    The purpose of your test is to determine if and/or where you have coronary artery disease and to find, if any, blockages in the vessels of your heart muscle.  We do this by taking two pictures of your heart.  The first picture, your resting scan, depicts the blood flow to your heart muscle when you are at a relaxed state.  The second picture, your stress scan, depicts the blood flow to your heart muscle when your heart is working hard.  By comparing these images to each other, our cardiologists can determine if you have coronary artery disease.


    When you arrive for your appointment, the first step is to identify you as the patient and get all of the necessary consent forms signed.  Then we will be placing an IV in a vein in your hand or arm.  You will then receive your first dose of the radiation called Sestamibi.  Sestamibi is a radiotracer that follows your blood flow and localizes in your heart muscle.  There are no symptoms or side effects from this injection.  We will let this tracer circulate for a period of time and then take your first set of pictures, your resting scan.  This picture will take about 15 minutes.  After your resting images, you will then be set up for the stress portion of the exam.  EKG leads will be placed on your chest.  You will then walk on the treadmill until your heart rate elevates to a sufficient level.  At your peak exercise, another dose of the Sestamibi will be administered through your IV.  Your stress images will then be taken a period of time after completion of the treadmill.  These again are approximately 15 minutes. 

    Our clinical team will connect you to three monitors:


  • Electrocardiogram or EKG: Attached to several sticky electrode patches placed onto your chest. Provides a picture on graph paper of the electrical impulses traveling through your heart.
  • Oximeter monitor: Attached to a small clip on your finger. Checks the oxygen level of your blood.
  • Blood pressure monitor: Connected to a blood pressure cuff on your arm. Checks your blood pressure intermittently throughout the study.
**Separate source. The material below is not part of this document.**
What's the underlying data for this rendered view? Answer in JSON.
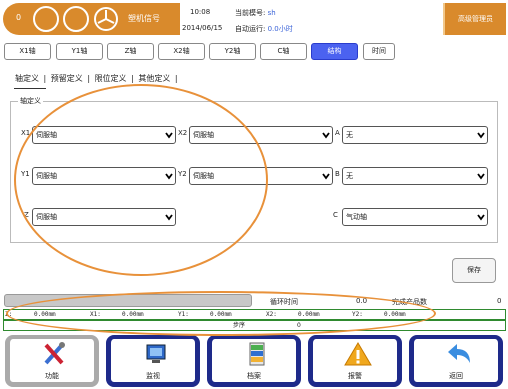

  • These monitors allow the doctor to check your heart rhythm and the body's responses to arrhythmias.


    How should I prepare for a Nuclear Stress Test?


    If you are scheduled for a Lexiscan exam, you will not be walking on the treadmill, you will be given a drug, Lexiscan, to stress your heart instead of exercise.  Lexiscan does have some side effects/symptoms that the technologist will go over with you before beginning your exam.  The Lexiscan will be injected in your IV over 30 seconds and the Sestamibi will be injected as well.  Your stress images will be taken no earlier than 1 hour after the injection of Lexiscan.